Our guided walking vacations in Grazalema are week-long, small group trips that offer plenty of companionship and motivation. Solo travelers will find likeminded walkers and, handily, no single supplements. You’ll stay in a hotel in the village, dining on local cuisine every evening in local restaurants – which means low food mileage as well. Expect menus that are fairly meat-heavy, with lots of game dishes. Specialties include several renowned sheep and goat cheeses, gazpacho soup topped with ham, and eggs flavoured with thistle.
The easiest way to get to Grazalema is via Ronda, or Malaga further to the east. There’s no need to fly, if you’re traveling from the UK. Ronda is just 24 hours by train from London and you can either take a night train from Paris, or break the journey up with a night somewhere such as Madrid or Barcelona. Ronda is a lovely, historic city that makes for an interesting spot to visit if your itinerary includes a rest-day.
Walking in Grazalema is best-suited to walkers that are used to medium and steeper gradients. This is hilly terrain and you can expect some tough ascents and descents. Adequate footwear is vital and you will likely appreciate bringing a set of poles as well. One of the most sought-after day routes in the park is the Pinaspar route, which takes you through an ancient Spanish fir forest. A permit is necessary, as a limited number of walkers is allowed on the trail at a time; joining an organised tour means this will be arranged on your behalf.
Travel Team
If you'd like to chat about Andalucia or need help finding a vacation to suit you we're very happy to help.

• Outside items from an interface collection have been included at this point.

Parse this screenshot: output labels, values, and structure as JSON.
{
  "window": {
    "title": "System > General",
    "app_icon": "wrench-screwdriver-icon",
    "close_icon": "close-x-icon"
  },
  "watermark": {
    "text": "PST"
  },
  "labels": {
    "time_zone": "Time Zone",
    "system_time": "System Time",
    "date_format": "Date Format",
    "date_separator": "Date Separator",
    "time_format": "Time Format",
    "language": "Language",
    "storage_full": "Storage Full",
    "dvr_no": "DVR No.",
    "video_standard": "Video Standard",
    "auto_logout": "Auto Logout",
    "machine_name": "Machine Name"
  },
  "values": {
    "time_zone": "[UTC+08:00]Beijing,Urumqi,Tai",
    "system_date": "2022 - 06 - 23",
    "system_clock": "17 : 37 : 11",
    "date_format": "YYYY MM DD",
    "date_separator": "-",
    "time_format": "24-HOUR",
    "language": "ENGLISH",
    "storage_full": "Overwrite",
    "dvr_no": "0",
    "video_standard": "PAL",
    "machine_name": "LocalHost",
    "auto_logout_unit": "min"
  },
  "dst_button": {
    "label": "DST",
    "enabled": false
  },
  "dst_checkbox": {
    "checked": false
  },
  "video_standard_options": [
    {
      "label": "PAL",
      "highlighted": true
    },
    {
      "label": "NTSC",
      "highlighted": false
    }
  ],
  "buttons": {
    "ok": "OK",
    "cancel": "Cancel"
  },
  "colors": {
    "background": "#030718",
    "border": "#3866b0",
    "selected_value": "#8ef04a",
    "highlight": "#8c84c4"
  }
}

Best time to go on a walking vacation in Grazalema

The old saying has it that the rain in Spain stays mainly on the plain, but actually the Sierra de Grazalema is reckoned to be the wettest part of the country. However, most rainfall is concentrated in the winter months, so we recommend walking in the late spring, around April, or autumn, around September. In the summer months temperatures can reach around 23°C and you’re pretty exposed to the sun up in the mountains, while some areas of the park may be closed off due to a heightened risk of fire. It goes without saying that if you’re walking anywhere you need to be careful not to carelessly discard cigarettes or matches, or to leave any waste, particularly glass bottles, that could start or spread a forest fire.

Advice from our travelers

We have selected some of the most useful Grazalema walking tips that our travelers have provided to help you make the very most of your vacation.
“The walks gave different perspectives on this marvellous part of Spain and helped me to understand the diversity and the sensitivity of this region so much better...This is a wonderful introduction to Grazalema and the surrounding sierra. Be prepared for all types of weather and some steep inclines... I enjoyed this break hugely, I learnt a lot about this wonderful, fragile environment.” – Bronwyn Stafford on a guided walking vacation in Grazalema
“The guides were just superb! Their knowledge of the wildlife; plants and animals/birds was outstanding. Their knowledge of the areas we were walking was just 'out of this world'...I would highly recommend this vacation! The walks were just stunning, the company excellent, the food was wonderful. All in all, fabulous! I will be returning!!” – Jayne Griffith on a guided walking vacation in Grazalema
Written by Rob Perkins
Photo credits: [Page banner: Sean Pavone] [Hiker: Abel Maestro Gracia] [Grazamela town: Graeme Churchard] [Mountain goats: Abel Maestro Garcia]